# Work instruction
Please work out how many lines in the entries contain "icon", then give that number with nothing added.

(Data excerpts)
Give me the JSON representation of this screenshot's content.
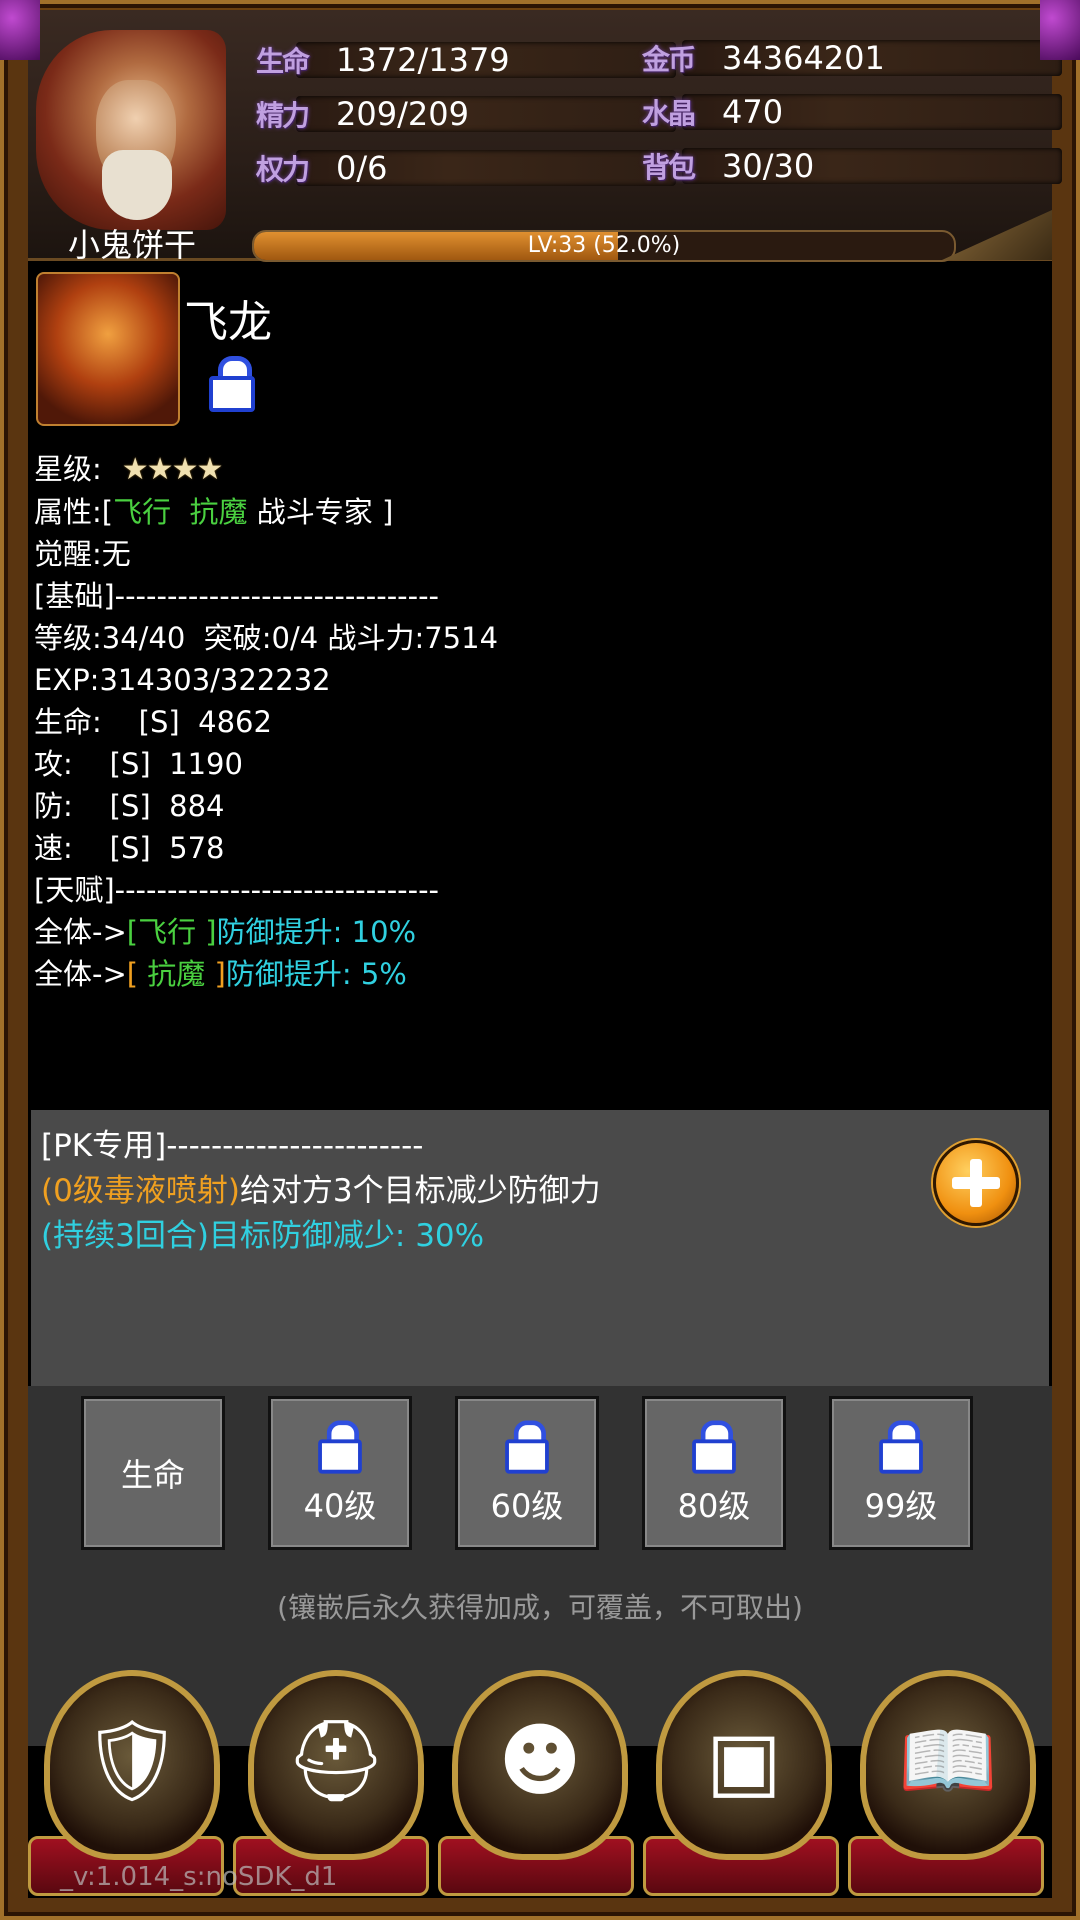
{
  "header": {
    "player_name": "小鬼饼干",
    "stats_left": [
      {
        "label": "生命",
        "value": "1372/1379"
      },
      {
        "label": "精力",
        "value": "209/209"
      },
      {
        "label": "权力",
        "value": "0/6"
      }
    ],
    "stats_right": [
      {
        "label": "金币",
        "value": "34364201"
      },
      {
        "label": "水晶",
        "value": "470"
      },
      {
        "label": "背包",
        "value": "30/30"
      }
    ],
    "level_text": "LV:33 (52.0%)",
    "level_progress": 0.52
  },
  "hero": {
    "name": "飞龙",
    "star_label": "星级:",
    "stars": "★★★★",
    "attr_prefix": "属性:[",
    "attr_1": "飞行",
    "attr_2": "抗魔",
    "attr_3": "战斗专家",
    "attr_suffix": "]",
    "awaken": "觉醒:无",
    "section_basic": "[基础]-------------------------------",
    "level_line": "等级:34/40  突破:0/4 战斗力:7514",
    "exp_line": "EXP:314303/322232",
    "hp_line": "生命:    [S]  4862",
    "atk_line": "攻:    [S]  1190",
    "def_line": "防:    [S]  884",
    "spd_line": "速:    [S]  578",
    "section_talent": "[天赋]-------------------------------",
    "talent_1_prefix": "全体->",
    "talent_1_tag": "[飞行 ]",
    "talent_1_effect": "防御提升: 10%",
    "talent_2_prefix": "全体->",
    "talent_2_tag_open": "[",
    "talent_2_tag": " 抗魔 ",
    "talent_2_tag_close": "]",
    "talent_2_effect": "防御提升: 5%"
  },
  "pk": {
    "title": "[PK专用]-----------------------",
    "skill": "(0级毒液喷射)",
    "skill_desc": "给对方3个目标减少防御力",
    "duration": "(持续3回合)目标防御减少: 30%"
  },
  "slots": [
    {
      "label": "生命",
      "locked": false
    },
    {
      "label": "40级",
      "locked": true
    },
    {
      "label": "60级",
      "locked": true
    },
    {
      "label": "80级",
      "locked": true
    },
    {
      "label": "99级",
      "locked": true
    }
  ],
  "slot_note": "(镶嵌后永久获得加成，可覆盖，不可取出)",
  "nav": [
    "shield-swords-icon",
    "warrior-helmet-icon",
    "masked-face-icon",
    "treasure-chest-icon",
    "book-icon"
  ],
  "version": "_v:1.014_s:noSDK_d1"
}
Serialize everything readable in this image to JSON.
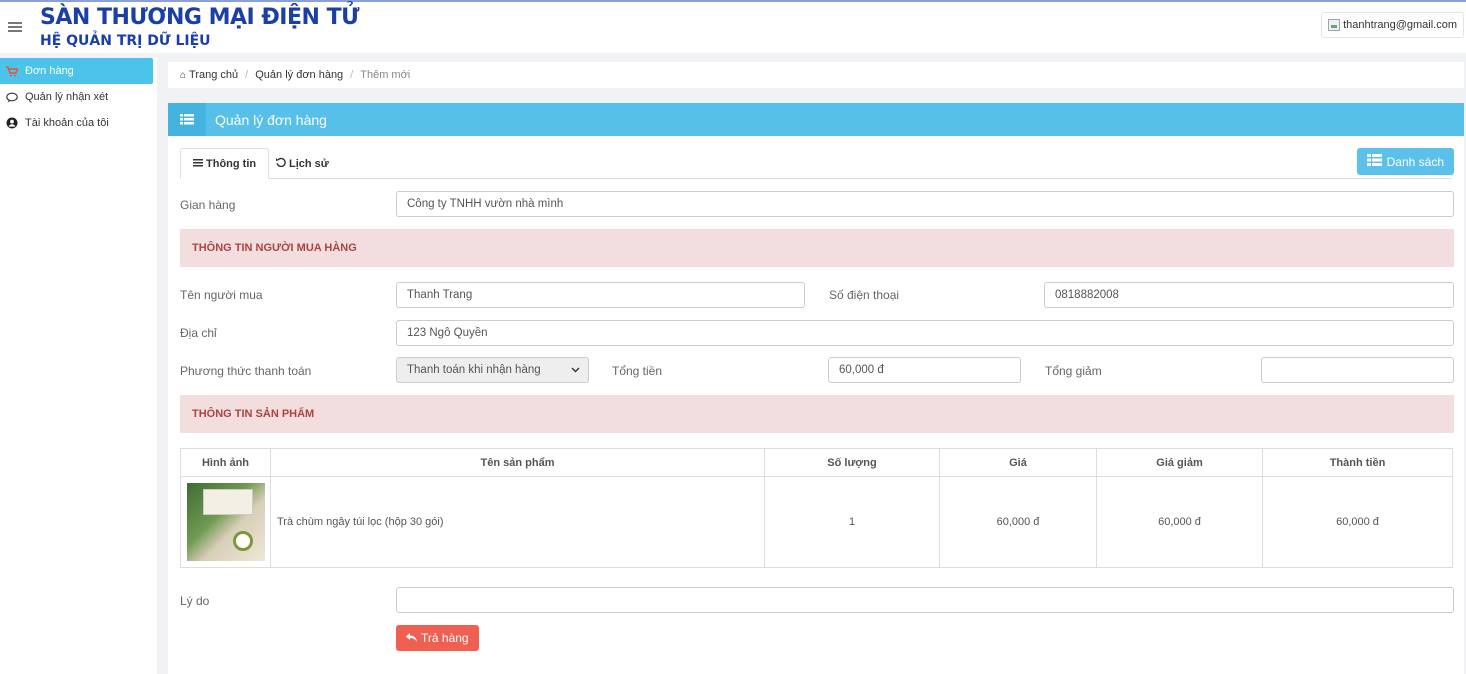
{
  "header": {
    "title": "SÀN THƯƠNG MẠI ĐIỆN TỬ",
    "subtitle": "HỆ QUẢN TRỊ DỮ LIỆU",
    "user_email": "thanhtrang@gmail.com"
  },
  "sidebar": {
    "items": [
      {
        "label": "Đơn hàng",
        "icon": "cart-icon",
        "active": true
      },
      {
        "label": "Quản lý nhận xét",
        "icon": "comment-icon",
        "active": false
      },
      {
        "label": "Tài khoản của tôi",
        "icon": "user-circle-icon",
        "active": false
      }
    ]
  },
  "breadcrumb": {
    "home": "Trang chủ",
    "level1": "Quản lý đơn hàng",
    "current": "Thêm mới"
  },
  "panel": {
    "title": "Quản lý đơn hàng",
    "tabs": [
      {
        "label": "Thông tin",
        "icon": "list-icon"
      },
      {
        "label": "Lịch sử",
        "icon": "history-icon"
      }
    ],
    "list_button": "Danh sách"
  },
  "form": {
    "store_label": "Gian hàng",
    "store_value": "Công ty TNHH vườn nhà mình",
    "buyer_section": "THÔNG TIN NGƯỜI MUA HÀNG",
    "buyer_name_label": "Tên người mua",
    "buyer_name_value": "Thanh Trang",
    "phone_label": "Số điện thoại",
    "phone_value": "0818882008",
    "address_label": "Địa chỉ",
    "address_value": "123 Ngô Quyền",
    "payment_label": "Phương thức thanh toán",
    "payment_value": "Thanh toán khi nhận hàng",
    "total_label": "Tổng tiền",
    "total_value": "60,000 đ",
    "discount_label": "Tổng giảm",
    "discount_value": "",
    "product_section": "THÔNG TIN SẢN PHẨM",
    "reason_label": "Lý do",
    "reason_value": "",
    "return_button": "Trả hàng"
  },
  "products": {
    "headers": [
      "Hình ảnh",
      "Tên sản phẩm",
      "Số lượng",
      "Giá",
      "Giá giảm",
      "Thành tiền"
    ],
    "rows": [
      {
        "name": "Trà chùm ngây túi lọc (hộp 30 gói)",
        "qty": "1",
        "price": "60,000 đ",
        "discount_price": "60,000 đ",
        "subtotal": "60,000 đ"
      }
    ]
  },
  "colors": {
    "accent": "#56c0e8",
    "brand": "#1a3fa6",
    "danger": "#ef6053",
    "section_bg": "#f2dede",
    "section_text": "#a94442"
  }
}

# Answer space
10